Collection entries
-- Opening Marker --

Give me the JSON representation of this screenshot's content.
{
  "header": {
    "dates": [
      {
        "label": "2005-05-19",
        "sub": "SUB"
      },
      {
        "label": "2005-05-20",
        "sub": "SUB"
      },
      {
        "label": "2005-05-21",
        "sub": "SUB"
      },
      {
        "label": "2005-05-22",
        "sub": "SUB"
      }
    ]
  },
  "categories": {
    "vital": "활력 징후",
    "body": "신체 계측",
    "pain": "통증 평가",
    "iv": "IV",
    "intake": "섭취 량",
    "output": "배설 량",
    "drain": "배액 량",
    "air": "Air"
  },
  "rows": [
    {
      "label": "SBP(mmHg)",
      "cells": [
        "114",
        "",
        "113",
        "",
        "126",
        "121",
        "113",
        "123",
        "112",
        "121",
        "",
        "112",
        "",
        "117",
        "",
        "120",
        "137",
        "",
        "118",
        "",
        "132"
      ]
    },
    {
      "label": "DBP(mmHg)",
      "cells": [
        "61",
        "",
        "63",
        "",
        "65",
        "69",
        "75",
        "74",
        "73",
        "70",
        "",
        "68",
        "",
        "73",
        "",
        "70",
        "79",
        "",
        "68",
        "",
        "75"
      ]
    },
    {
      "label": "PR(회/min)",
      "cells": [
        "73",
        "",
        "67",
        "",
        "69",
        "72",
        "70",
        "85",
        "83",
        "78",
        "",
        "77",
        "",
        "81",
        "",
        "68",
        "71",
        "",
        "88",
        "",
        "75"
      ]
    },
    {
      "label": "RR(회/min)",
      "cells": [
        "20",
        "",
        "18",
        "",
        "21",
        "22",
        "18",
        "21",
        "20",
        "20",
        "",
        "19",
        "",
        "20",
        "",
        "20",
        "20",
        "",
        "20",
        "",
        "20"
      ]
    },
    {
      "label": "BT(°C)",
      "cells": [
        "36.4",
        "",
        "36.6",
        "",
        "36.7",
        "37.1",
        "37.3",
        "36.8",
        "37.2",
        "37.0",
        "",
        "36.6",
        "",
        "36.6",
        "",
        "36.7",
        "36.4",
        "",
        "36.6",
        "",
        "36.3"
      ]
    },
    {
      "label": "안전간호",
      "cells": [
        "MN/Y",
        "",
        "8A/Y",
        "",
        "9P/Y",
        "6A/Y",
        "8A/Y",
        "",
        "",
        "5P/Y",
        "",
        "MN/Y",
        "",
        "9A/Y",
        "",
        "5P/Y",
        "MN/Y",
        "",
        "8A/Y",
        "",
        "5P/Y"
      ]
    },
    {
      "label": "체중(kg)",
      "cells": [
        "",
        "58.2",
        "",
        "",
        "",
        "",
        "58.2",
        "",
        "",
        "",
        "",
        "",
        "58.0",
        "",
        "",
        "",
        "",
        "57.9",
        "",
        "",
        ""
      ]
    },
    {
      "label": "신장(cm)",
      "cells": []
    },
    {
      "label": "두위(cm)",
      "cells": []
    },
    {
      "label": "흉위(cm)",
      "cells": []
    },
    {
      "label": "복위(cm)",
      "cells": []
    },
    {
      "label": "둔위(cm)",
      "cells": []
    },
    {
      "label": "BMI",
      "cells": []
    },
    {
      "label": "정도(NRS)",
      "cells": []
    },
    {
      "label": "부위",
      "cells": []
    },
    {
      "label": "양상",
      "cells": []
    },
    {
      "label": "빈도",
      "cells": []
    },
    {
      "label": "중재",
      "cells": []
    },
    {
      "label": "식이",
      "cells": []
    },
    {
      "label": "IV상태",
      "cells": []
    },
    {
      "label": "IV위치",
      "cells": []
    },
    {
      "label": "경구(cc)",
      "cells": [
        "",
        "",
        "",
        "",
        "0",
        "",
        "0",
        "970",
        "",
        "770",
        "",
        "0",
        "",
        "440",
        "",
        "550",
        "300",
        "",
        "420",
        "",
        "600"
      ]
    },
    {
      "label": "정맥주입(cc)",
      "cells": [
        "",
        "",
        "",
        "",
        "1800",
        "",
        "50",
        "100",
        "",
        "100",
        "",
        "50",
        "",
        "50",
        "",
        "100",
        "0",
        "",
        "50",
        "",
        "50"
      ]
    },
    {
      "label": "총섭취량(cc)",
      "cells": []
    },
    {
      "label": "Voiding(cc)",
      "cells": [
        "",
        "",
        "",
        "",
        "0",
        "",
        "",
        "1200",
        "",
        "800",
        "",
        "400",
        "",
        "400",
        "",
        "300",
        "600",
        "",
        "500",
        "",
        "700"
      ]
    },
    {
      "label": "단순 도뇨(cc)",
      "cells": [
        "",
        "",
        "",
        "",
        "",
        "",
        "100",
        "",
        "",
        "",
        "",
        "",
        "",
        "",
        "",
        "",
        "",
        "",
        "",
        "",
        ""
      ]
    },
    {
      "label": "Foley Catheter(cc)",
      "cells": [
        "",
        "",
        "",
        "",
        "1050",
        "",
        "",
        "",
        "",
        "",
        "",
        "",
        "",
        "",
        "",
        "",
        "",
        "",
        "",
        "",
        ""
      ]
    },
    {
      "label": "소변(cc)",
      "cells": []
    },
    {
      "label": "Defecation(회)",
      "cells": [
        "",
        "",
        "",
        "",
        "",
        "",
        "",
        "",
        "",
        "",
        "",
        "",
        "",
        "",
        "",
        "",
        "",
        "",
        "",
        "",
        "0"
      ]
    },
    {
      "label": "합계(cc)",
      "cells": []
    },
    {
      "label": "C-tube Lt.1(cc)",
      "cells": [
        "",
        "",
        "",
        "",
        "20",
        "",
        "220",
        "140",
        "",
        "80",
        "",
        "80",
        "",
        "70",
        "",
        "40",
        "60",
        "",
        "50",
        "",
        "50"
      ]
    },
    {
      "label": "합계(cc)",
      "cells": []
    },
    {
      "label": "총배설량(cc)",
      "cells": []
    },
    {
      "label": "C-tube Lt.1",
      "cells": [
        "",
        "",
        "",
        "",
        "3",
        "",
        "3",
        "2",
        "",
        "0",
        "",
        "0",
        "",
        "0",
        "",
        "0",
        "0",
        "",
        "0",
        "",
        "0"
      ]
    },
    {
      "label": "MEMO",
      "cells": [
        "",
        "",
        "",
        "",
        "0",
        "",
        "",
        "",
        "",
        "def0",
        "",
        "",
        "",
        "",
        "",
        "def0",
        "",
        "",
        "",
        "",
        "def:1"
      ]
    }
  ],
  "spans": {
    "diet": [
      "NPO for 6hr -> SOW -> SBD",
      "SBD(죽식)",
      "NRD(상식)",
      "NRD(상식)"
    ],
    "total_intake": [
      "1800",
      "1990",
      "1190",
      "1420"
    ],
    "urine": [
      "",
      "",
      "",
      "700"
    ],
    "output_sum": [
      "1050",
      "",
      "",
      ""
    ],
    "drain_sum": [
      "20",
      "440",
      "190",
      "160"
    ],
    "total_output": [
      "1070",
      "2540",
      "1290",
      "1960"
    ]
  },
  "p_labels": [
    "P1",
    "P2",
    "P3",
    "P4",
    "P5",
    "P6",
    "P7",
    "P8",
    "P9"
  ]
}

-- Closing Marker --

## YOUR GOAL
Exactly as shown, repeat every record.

## OUTPUT OF THE TASK
Give me the JSON representation of this screenshot's content.
{
  "header": {
    "dates": [
      {
        "label": "2005-05-19",
        "sub": "SUB"
      },
      {
        "label": "2005-05-20",
        "sub": "SUB"
      },
      {
        "label": "2005-05-21",
        "sub": "SUB"
      },
      {
        "label": "2005-05-22",
        "sub": "SUB"
      }
    ]
  },
  "categories": {
    "vital": "활력 징후",
    "body": "신체 계측",
    "pain": "통증 평가",
    "iv": "IV",
    "intake": "섭취 량",
    "output": "배설 량",
    "drain": "배액 량",
    "air": "Air"
  },
  "rows": [
    {
      "label": "SBP(mmHg)",
      "cells": [
        "114",
        "",
        "113",
        "",
        "126",
        "121",
        "113",
        "123",
        "112",
        "121",
        "",
        "112",
        "",
        "117",
        "",
        "120",
        "137",
        "",
        "118",
        "",
        "132"
      ]
    },
    {
      "label": "DBP(mmHg)",
      "cells": [
        "61",
        "",
        "63",
        "",
        "65",
        "69",
        "75",
        "74",
        "73",
        "70",
        "",
        "68",
        "",
        "73",
        "",
        "70",
        "79",
        "",
        "68",
        "",
        "75"
      ]
    },
    {
      "label": "PR(회/min)",
      "cells": [
        "73",
        "",
        "67",
        "",
        "69",
        "72",
        "70",
        "85",
        "83",
        "78",
        "",
        "77",
        "",
        "81",
        "",
        "68",
        "71",
        "",
        "88",
        "",
        "75"
      ]
    },
    {
      "label": "RR(회/min)",
      "cells": [
        "20",
        "",
        "18",
        "",
        "21",
        "22",
        "18",
        "21",
        "20",
        "20",
        "",
        "19",
        "",
        "20",
        "",
        "20",
        "20",
        "",
        "20",
        "",
        "20"
      ]
    },
    {
      "label": "BT(°C)",
      "cells": [
        "36.4",
        "",
        "36.6",
        "",
        "36.7",
        "37.1",
        "37.3",
        "36.8",
        "37.2",
        "37.0",
        "",
        "36.6",
        "",
        "36.6",
        "",
        "36.7",
        "36.4",
        "",
        "36.6",
        "",
        "36.3"
      ]
    },
    {
      "label": "안전간호",
      "cells": [
        "MN/Y",
        "",
        "8A/Y",
        "",
        "9P/Y",
        "6A/Y",
        "8A/Y",
        "",
        "",
        "5P/Y",
        "",
        "MN/Y",
        "",
        "9A/Y",
        "",
        "5P/Y",
        "MN/Y",
        "",
        "8A/Y",
        "",
        "5P/Y"
      ]
    },
    {
      "label": "체중(kg)",
      "cells": [
        "",
        "58.2",
        "",
        "",
        "",
        "",
        "58.2",
        "",
        "",
        "",
        "",
        "",
        "58.0",
        "",
        "",
        "",
        "",
        "57.9",
        "",
        "",
        ""
      ]
    },
    {
      "label": "신장(cm)",
      "cells": []
    },
    {
      "label": "두위(cm)",
      "cells": []
    },
    {
      "label": "흉위(cm)",
      "cells": []
    },
    {
      "label": "복위(cm)",
      "cells": []
    },
    {
      "label": "둔위(cm)",
      "cells": []
    },
    {
      "label": "BMI",
      "cells": []
    },
    {
      "label": "정도(NRS)",
      "cells": []
    },
    {
      "label": "부위",
      "cells": []
    },
    {
      "label": "양상",
      "cells": []
    },
    {
      "label": "빈도",
      "cells": []
    },
    {
      "label": "중재",
      "cells": []
    },
    {
      "label": "식이",
      "cells": []
    },
    {
      "label": "IV상태",
      "cells": []
    },
    {
      "label": "IV위치",
      "cells": []
    },
    {
      "label": "경구(cc)",
      "cells": [
        "",
        "",
        "",
        "",
        "0",
        "",
        "0",
        "970",
        "",
        "770",
        "",
        "0",
        "",
        "440",
        "",
        "550",
        "300",
        "",
        "420",
        "",
        "600"
      ]
    },
    {
      "label": "정맥주입(cc)",
      "cells": [
        "",
        "",
        "",
        "",
        "1800",
        "",
        "50",
        "100",
        "",
        "100",
        "",
        "50",
        "",
        "50",
        "",
        "100",
        "0",
        "",
        "50",
        "",
        "50"
      ]
    },
    {
      "label": "총섭취량(cc)",
      "cells": []
    },
    {
      "label": "Voiding(cc)",
      "cells": [
        "",
        "",
        "",
        "",
        "0",
        "",
        "",
        "1200",
        "",
        "800",
        "",
        "400",
        "",
        "400",
        "",
        "300",
        "600",
        "",
        "500",
        "",
        "700"
      ]
    },
    {
      "label": "단순 도뇨(cc)",
      "cells": [
        "",
        "",
        "",
        "",
        "",
        "",
        "100",
        "",
        "",
        "",
        "",
        "",
        "",
        "",
        "",
        "",
        "",
        "",
        "",
        "",
        ""
      ]
    },
    {
      "label": "Foley Catheter(cc)",
      "cells": [
        "",
        "",
        "",
        "",
        "1050",
        "",
        "",
        "",
        "",
        "",
        "",
        "",
        "",
        "",
        "",
        "",
        "",
        "",
        "",
        "",
        ""
      ]
    },
    {
      "label": "소변(cc)",
      "cells": []
    },
    {
      "label": "Defecation(회)",
      "cells": [
        "",
        "",
        "",
        "",
        "",
        "",
        "",
        "",
        "",
        "",
        "",
        "",
        "",
        "",
        "",
        "",
        "",
        "",
        "",
        "",
        "0"
      ]
    },
    {
      "label": "합계(cc)",
      "cells": []
    },
    {
      "label": "C-tube Lt.1(cc)",
      "cells": [
        "",
        "",
        "",
        "",
        "20",
        "",
        "220",
        "140",
        "",
        "80",
        "",
        "80",
        "",
        "70",
        "",
        "40",
        "60",
        "",
        "50",
        "",
        "50"
      ]
    },
    {
      "label": "합계(cc)",
      "cells": []
    },
    {
      "label": "총배설량(cc)",
      "cells": []
    },
    {
      "label": "C-tube Lt.1",
      "cells": [
        "",
        "",
        "",
        "",
        "3",
        "",
        "3",
        "2",
        "",
        "0",
        "",
        "0",
        "",
        "0",
        "",
        "0",
        "0",
        "",
        "0",
        "",
        "0"
      ]
    },
    {
      "label": "MEMO",
      "cells": [
        "",
        "",
        "",
        "",
        "0",
        "",
        "",
        "",
        "",
        "def0",
        "",
        "",
        "",
        "",
        "",
        "def0",
        "",
        "",
        "",
        "",
        "def:1"
      ]
    }
  ],
  "spans": {
    "diet": [
      "NPO for 6hr -> SOW -> SBD",
      "SBD(죽식)",
      "NRD(상식)",
      "NRD(상식)"
    ],
    "total_intake": [
      "1800",
      "1990",
      "1190",
      "1420"
    ],
    "urine": [
      "",
      "",
      "",
      "700"
    ],
    "output_sum": [
      "1050",
      "",
      "",
      ""
    ],
    "drain_sum": [
      "20",
      "440",
      "190",
      "160"
    ],
    "total_output": [
      "1070",
      "2540",
      "1290",
      "1960"
    ]
  },
  "p_labels": [
    "P1",
    "P2",
    "P3",
    "P4",
    "P5",
    "P6",
    "P7",
    "P8",
    "P9"
  ]
}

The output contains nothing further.